The whole script of the game, transcribed by the author of this article while researching the story bits (there are a lot of highly specific kanji in the script, and this document makes them easy to look up in a dictionary):
Ma no kairu (Download) / 魔の回路(ダウンロード) / Devil’s circuit (Download) – Novel (1990) – ISBN 978-4-396-20328-3
In July 1990, just a couple of weeks after the release of the first game, a light novel set in the Download universe was released to expand the story of the game. It was written by Wataru Nakajima and was published by Shodensha in their (to an English-speaker) peculiarly named Non Novel label. According to the Japanese Wikipedia entry, the Non in Non Novel is supposedly meant to invoke a feeling of going beyond the established novel format, and should not be interpreted as “unoriginal” or “non-fiction” (a genre of its own), as one might think at first…
Some sources claim that the two Download games are based on this novel, which would explain why they are so heavy on story, but this is difficult to confirm since information on this book is scarce even on Japanese web pages. Most Japanese PC Engine fan pages that even mention this book don’t say much more than that it was part of the Download media mix, but it is clear that Nakajima was involved in both of the games, according to their end-credits. From what can be pieced together online, this book was never reprinted or re-released (it is a niche title) and getting hold of the text would require searching for it in Japanese second hand bookstores. What can be found, however, are pictures of the cover and the story summary. Since there is not so much else to go on, here follows a rough translation of the back cover copy:
“Lured by a mysterious man, Sid came to a bar in New Kabukicho to learn the truth of the death of his lover. However, the inside of the bar was turning into a sea of blood, and Sid was soon shot at by a sniper. By now, it was certain that the death of his lover was part of a larger conspiracy. The year is 2099. “The Association”, the corporation managing a highly developed computer network, hired people who could connect their brains to computers to investigate accidents that had occurred in the network. Sid’s lover was one of hired. As Sid’s battle begins, surprising facts will be exposed, including the identity of the mastermind behind all this.”

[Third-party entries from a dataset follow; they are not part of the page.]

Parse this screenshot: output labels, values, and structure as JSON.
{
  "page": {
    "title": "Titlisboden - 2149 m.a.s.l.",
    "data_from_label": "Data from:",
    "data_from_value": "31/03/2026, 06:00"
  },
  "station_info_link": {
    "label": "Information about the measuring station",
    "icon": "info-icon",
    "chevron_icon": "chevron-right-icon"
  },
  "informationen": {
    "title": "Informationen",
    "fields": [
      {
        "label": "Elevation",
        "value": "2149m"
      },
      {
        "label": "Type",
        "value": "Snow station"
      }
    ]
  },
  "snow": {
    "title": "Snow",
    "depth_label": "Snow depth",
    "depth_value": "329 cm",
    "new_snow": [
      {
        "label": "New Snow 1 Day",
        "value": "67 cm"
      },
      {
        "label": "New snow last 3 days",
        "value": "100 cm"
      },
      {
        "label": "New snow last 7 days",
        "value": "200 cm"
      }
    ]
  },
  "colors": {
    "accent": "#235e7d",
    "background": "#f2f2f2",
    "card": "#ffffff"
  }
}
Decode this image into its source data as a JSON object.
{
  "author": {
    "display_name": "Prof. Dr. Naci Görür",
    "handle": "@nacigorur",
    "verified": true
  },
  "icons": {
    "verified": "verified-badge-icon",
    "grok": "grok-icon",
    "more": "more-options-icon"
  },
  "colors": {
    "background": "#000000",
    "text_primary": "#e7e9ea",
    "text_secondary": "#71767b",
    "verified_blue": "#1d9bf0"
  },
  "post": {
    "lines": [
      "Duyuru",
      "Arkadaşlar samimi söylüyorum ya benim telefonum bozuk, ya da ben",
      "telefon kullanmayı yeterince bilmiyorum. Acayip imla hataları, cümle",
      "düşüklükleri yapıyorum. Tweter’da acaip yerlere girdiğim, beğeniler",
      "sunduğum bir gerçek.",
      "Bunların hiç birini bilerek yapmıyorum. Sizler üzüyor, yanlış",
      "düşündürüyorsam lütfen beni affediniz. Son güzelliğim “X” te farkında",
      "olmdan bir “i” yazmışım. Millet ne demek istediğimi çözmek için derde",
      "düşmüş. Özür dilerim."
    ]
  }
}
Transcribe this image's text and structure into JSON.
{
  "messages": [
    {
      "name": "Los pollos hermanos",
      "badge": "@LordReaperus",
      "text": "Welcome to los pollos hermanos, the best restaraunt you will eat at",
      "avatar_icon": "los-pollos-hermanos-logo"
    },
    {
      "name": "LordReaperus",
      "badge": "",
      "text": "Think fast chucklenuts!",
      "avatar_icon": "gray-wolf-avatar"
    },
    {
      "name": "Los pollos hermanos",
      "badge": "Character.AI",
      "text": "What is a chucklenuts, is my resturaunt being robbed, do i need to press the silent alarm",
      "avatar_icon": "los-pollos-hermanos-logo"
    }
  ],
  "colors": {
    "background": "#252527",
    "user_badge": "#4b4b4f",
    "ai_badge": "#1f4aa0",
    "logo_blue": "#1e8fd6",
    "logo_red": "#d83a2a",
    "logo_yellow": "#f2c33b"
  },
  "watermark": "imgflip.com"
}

It is of course impossible to judge from a back-of-the-cover summary, but the tone of this novel does seem to go in a slightly different direction than the original game. Also, the ominous corporation is now called “The Association” (協会) rather than “The Company” (会社) as in the original game. This may be a minor change, but may also be a foreshadowing of the many tonal shifts that we will keep seeing as we go onward in this franchise.